Trust the Science

“Keep the scientist’s candor.” This was one of the CEO’s classic taglines. In essence, this was a way for him to protect against the error that Charlie Munger, Warren Buffett's right-hand man, so often warned. It can be tempting to twist data to fit the end agenda that we want rather than letting the facts lead us where they logically would on their own. It means letting go of your preconceived notions. Or, as Munger puts it, you should be willing to destroy your own best ideas.

Failure to follow this Goizueta philosophy sometimes leads people to throw good money after bad when an investment is going downhill, and its value has been damaged. 

If you strive to experience good investment results and a high quality of life, you'll measurably improve your results by focusing on facts. Then rationally analyzing them to determine how you can react in a way that will get you one step closer to your goals.

How many people might have declared personal defeat after losing all of their power, privilege, and wealth when a communist dictator took over their country? Instead, Robert Goizueta rolled up his sleeves and went to work. Within a few decades, he had taken control of one of the most iconic brands in history. And he was also generating personal earnings in the billions of dollars throughout his career.

Know the Power of Incentive

The most effective executives know that you'll get the type of behavior you reward. Many of the mortgage industry's problems during the 2008 crisis resulted from a compensation system. It paid brokers based on the total number of mortgages they underwrote; it had no regard to the ultimate profitability of those loans. This biased compensation system led to the expected behavior of massive growth in loan sales. They weren't looking at the bottom line.

Roberto Goizueta understood the power of compensating the behavior you want to reward. He measured management success on company projects as a specific return of capital that hit above a rate of return established by Coca-Cola headquarters for the use of the money.

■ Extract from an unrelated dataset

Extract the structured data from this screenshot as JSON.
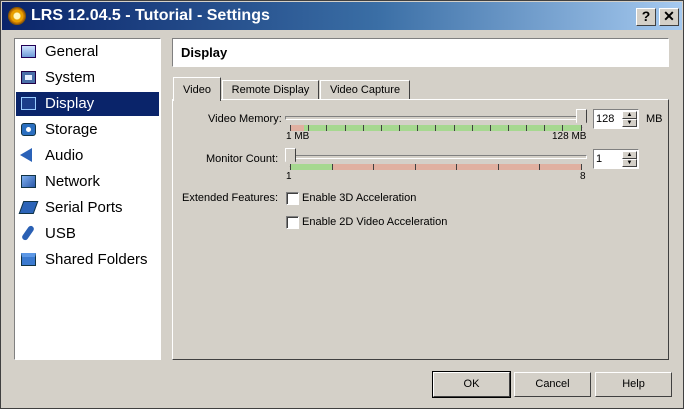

This approach had an immediate effect. Bottlers began switching from metal containers to plastic, saving untold millions of dollars in capital expenditures that instead flowed to Coke's bottom line.

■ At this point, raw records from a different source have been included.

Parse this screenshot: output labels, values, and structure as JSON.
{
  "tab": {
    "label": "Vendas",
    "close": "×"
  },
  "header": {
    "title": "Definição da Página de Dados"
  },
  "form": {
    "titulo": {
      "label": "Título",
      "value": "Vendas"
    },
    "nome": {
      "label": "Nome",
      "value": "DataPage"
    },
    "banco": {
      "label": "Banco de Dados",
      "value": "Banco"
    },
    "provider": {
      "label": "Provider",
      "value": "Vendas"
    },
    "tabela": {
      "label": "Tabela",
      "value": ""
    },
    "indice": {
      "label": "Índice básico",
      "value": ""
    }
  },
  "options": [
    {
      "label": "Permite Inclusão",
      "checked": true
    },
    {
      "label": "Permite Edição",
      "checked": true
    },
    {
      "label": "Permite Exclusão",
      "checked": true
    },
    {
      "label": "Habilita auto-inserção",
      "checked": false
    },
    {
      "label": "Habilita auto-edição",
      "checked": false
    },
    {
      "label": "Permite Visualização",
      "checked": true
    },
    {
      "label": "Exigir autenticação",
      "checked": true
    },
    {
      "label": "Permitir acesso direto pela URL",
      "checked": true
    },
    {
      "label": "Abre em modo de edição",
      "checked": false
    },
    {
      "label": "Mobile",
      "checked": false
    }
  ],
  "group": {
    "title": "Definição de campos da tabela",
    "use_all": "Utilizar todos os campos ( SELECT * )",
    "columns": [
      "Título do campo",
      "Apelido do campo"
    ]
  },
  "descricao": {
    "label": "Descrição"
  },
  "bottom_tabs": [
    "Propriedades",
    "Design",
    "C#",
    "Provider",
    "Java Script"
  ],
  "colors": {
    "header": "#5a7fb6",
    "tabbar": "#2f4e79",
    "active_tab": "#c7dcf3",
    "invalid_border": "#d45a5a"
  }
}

One of the single most important decisions you will make in your own life is the compensation system you design. It doesn't matter whether you're raising your children or paying your employees. Charlie Munger points out that it was a single stroke of the pen that caused FedEx to solve its delivery problems by tweaking the way package handlers were paid.

In short, once the goods were processed through a hub, the workers were allowed to go home and were still paid for a full night of work. Up until then, nothing had mattered. No bigger bonuses, salaries, or benefits got the employees to do the job on time. But it all changed when they were told they could go home early yet get paid the same. The problem was instantly solved. It is the power of a good compensation system. 

Keep Things Simple

According to Greising, the famous CEO simplified his job into three main tasks:

  1. The leadership role
  2. The company's financial security
  3. Delegation of jobs

In a perfect world, Goizueta commented, everything would fall into one of these three categories. Simplicity is key if you want to get ahead. Great fortunes are often built on one or two really good ideas. Sam Walton's Wal-Mart was all about delivering goods at a lower price with lower costs and increased volume. It was revolutionary at the time.

Disney was about creating great content in animation that was on par with films in mainstream cinema. Berkshire Hathaway is about sourcing low-cost capital through insurance subsidiaries; then, its goal is to put it to work in a tax-advantaged way in high-quality businesses that earn big returns on capital. Determine clear, simple ideas and goals if you want to be successful. Otherwise, you may find yourself reacting to events all day. You might accomplish little besides maintenance.